Australian Farmers Trade Water

October 13, 2008

By Tanalee Smith The Associated Press

SYDNEY, Australia – For farmer Malcolm Holm, water now is just like a new shovel or tractor – he has to buy it.

The amount of water he is allowed to take from nearby Murrumbidgee River has dwindled to nothing for the past three years because of Australia’s crippling drought. And so, except for rain he can catch and store himself, he needs to buy water for his 1,000 acres at Finley in New South Wales state, where he grows crops to feed his 600 dairy cows.

“It’s no different to buying a ton of grain or a ton of fertilizer,” Holm said. “It’s just another commodity.”

In the world’s driest inhabited continent, there is simply not enough water to go around, and households, cities, industries and agriculture all demand their share from stressed reservoirs and rivers. So Australia’s irrigation planting sector relies on a unique trading system to make the most of every drop.

What began as a localized trade within states is now an active national market that shares water along hundreds of miles of river systems used by thousands of farmers. And with the drought, the trading of water is picking up pace.

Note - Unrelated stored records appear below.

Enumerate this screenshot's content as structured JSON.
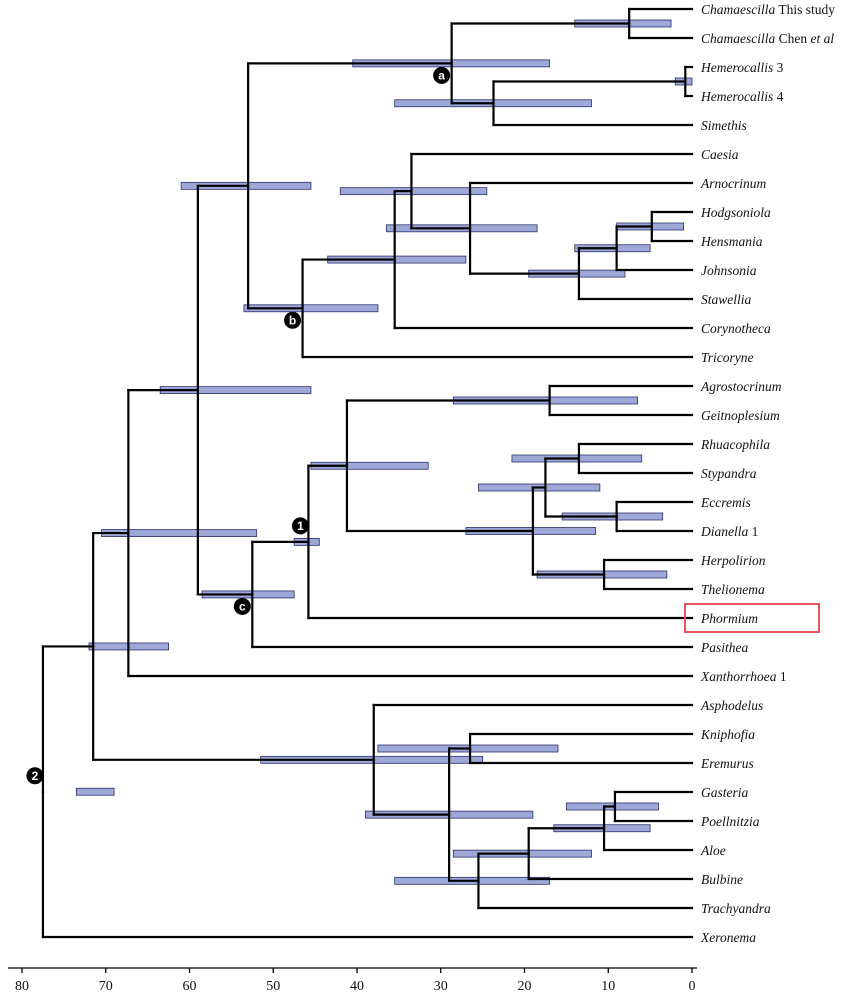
{
  "tree": {
    "tips": [
      {
        "id": "t1",
        "name": "Chamaescilla",
        "suffix": " This study"
      },
      {
        "id": "t2",
        "name": "Chamaescilla",
        "suffix": " Chen et al",
        "suffix_italic": true
      },
      {
        "id": "t3",
        "name": "Hemerocallis",
        "suffix": " 3"
      },
      {
        "id": "t4",
        "name": "Hemerocallis",
        "suffix": " 4"
      },
      {
        "id": "t5",
        "name": "Simethis",
        "suffix": ""
      },
      {
        "id": "t6",
        "name": "Caesia",
        "suffix": ""
      },
      {
        "id": "t7",
        "name": "Arnocrinum",
        "suffix": ""
      },
      {
        "id": "t8",
        "name": "Hodgsoniola",
        "suffix": ""
      },
      {
        "id": "t9",
        "name": "Hensmania",
        "suffix": ""
      },
      {
        "id": "t10",
        "name": "Johnsonia",
        "suffix": ""
      },
      {
        "id": "t11",
        "name": "Stawellia",
        "suffix": ""
      },
      {
        "id": "t12",
        "name": "Corynotheca",
        "suffix": ""
      },
      {
        "id": "t13",
        "name": "Tricoryne",
        "suffix": ""
      },
      {
        "id": "t14",
        "name": "Agrostocrinum",
        "suffix": ""
      },
      {
        "id": "t15",
        "name": "Geitnoplesium",
        "suffix": ""
      },
      {
        "id": "t16",
        "name": "Rhuacophila",
        "suffix": ""
      },
      {
        "id": "t17",
        "name": "Stypandra",
        "suffix": ""
      },
      {
        "id": "t18",
        "name": "Eccremis",
        "suffix": ""
      },
      {
        "id": "t19",
        "name": "Dianella",
        "suffix": " 1"
      },
      {
        "id": "t20",
        "name": "Herpolirion",
        "suffix": ""
      },
      {
        "id": "t21",
        "name": "Thelionema",
        "suffix": ""
      },
      {
        "id": "t22",
        "name": "Phormium",
        "suffix": "",
        "highlight": true
      },
      {
        "id": "t23",
        "name": "Pasithea",
        "suffix": ""
      },
      {
        "id": "t24",
        "name": "Xanthorrhoea",
        "suffix": " 1"
      },
      {
        "id": "t25",
        "name": "Asphodelus",
        "suffix": ""
      },
      {
        "id": "t26",
        "name": "Kniphofia",
        "suffix": ""
      },
      {
        "id": "t27",
        "name": "Eremurus",
        "suffix": ""
      },
      {
        "id": "t28",
        "name": "Gasteria",
        "suffix": ""
      },
      {
        "id": "t29",
        "name": "Poellnitzia",
        "suffix": ""
      },
      {
        "id": "t30",
        "name": "Aloe",
        "suffix": ""
      },
      {
        "id": "t31",
        "name": "Bulbine",
        "suffix": ""
      },
      {
        "id": "t32",
        "name": "Trachyandra",
        "suffix": ""
      },
      {
        "id": "t33",
        "name": "Xeronema",
        "suffix": ""
      }
    ],
    "nodes": [
      {
        "id": "n1",
        "age": 7.5,
        "children": [
          "t1",
          "t2"
        ],
        "hpd": [
          14,
          2.5
        ]
      },
      {
        "id": "n2",
        "age": 0.8,
        "children": [
          "t3",
          "t4"
        ],
        "hpd": [
          2,
          0
        ]
      },
      {
        "id": "n3",
        "age": 23.7,
        "children": [
          "n2",
          "t5"
        ],
        "hpd": [
          35.5,
          12
        ]
      },
      {
        "id": "n4",
        "age": 28.7,
        "children": [
          "n1",
          "n3"
        ],
        "hpd": [
          40.5,
          17
        ],
        "label": "a"
      },
      {
        "id": "n5",
        "age": 4.8,
        "children": [
          "t8",
          "t9"
        ],
        "hpd": [
          9,
          1
        ]
      },
      {
        "id": "n6",
        "age": 9,
        "children": [
          "n5",
          "t10"
        ],
        "hpd": [
          14,
          5
        ]
      },
      {
        "id": "n7",
        "age": 13.5,
        "children": [
          "n6",
          "t11"
        ],
        "hpd": [
          19.5,
          8
        ]
      },
      {
        "id": "n8",
        "age": 26.5,
        "children": [
          "t7",
          "n7"
        ],
        "hpd": [
          36.5,
          18.5
        ]
      },
      {
        "id": "n9",
        "age": 33.5,
        "children": [
          "t6",
          "n8"
        ],
        "hpd": [
          42,
          24.5
        ]
      },
      {
        "id": "n10",
        "age": 35.5,
        "children": [
          "n9",
          "t12"
        ],
        "hpd": [
          43.5,
          27
        ]
      },
      {
        "id": "n11",
        "age": 46.5,
        "children": [
          "n10",
          "t13"
        ],
        "hpd": [
          53.5,
          37.5
        ],
        "label": "b"
      },
      {
        "id": "n12",
        "age": 53,
        "children": [
          "n4",
          "n11"
        ],
        "hpd": [
          61,
          45.5
        ]
      },
      {
        "id": "n13",
        "age": 17,
        "children": [
          "t14",
          "t15"
        ],
        "hpd": [
          28.5,
          6.5
        ]
      },
      {
        "id": "n14",
        "age": 13.5,
        "children": [
          "t16",
          "t17"
        ],
        "hpd": [
          21.5,
          6
        ]
      },
      {
        "id": "n15",
        "age": 9,
        "children": [
          "t18",
          "t19"
        ],
        "hpd": [
          15.5,
          3.5
        ]
      },
      {
        "id": "n16",
        "age": 17.5,
        "children": [
          "n14",
          "n15"
        ],
        "hpd": [
          25.5,
          11
        ]
      },
      {
        "id": "n17",
        "age": 10.5,
        "children": [
          "t20",
          "t21"
        ],
        "hpd": [
          18.5,
          3
        ]
      },
      {
        "id": "n18",
        "age": 19,
        "children": [
          "n16",
          "n17"
        ],
        "hpd": [
          27,
          11.5
        ]
      },
      {
        "id": "n19",
        "age": 41.2,
        "children": [
          "n13",
          "n18"
        ],
        "hpd": [
          45.5,
          31.5
        ]
      },
      {
        "id": "n20",
        "age": 45.8,
        "children": [
          "n19",
          "t22"
        ],
        "hpd": [
          47.5,
          44.5
        ],
        "label": "1"
      },
      {
        "id": "n21",
        "age": 52.5,
        "children": [
          "n20",
          "t23"
        ],
        "hpd": [
          58.5,
          47.5
        ],
        "label": "c"
      },
      {
        "id": "n22",
        "age": 59,
        "children": [
          "n12",
          "n21"
        ],
        "hpd": [
          63.5,
          45.5
        ]
      },
      {
        "id": "n23",
        "age": 67.3,
        "children": [
          "n22",
          "t24"
        ],
        "hpd": [
          70.5,
          52
        ]
      },
      {
        "id": "n24",
        "age": 26.5,
        "children": [
          "t26",
          "t27"
        ],
        "hpd": [
          37.5,
          16
        ]
      },
      {
        "id": "n25",
        "age": 9.2,
        "children": [
          "t28",
          "t29"
        ],
        "hpd": [
          15,
          4
        ]
      },
      {
        "id": "n26",
        "age": 10.5,
        "children": [
          "n25",
          "t30"
        ],
        "hpd": [
          16.5,
          5
        ]
      },
      {
        "id": "n27",
        "age": 19.5,
        "children": [
          "n26",
          "t31"
        ],
        "hpd": [
          28.5,
          12
        ]
      },
      {
        "id": "n28",
        "age": 25.5,
        "children": [
          "n27",
          "t32"
        ],
        "hpd": [
          35.5,
          17
        ]
      },
      {
        "id": "n29",
        "age": 29,
        "children": [
          "n24",
          "n28"
        ],
        "hpd": [
          39,
          19
        ]
      },
      {
        "id": "n30",
        "age": 38,
        "children": [
          "t25",
          "n29"
        ],
        "hpd": [
          51.5,
          25
        ]
      },
      {
        "id": "n31",
        "age": 71.5,
        "children": [
          "n23",
          "n30"
        ],
        "hpd": [
          72,
          62.5
        ]
      },
      {
        "id": "n32",
        "age": 77.5,
        "children": [
          "n31",
          "t33"
        ],
        "hpd": [
          73.5,
          69
        ],
        "label": "2"
      }
    ],
    "root": "n32"
  },
  "axis": {
    "ticks": [
      80,
      70,
      60,
      50,
      40,
      30,
      20,
      10,
      0
    ],
    "range": [
      80,
      0
    ]
  }
}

“Trading activity is certainly strengthening over previous years,” said Mark Siebentritt, operations manager of Waterfind, the nation’s largest water broker. Water is traded mostly through independent brokers who bring sellers and buyers together and who know the myriad rules in the heavily regulated market. “During drought we’re seeing a lot of water moving around.”

Waterfind says more than 28 billion gallons of water are traded each year along the Murray-Darling river system. Waterfind turned over $893 million worth of water in 2006-07, up 20 percent over the previous year as prices rose and some license holders realized their allocation was worth more to them as cash.

In Australia, water is managed by state governments through entitlements awarded to urban and rural areas and industries. Sixty percent goes to agriculture.

An entitlement, or license, gives the owner an ongoing right to a share of water from a river system. The amount can fluctuate at any time depending on how much water is in the country’s rivers and storage areas.

But years of drought have left rivers and storage basins at low levels and water evaporating away in the heat. Allocations the past few years have been low to nonexistent – Holm and others in the Riverina got nothing this year or the two before.

(c) 2008 Telegraph – Herald (Dubuque). Provided by ProQuest LLC. All rights Reserved.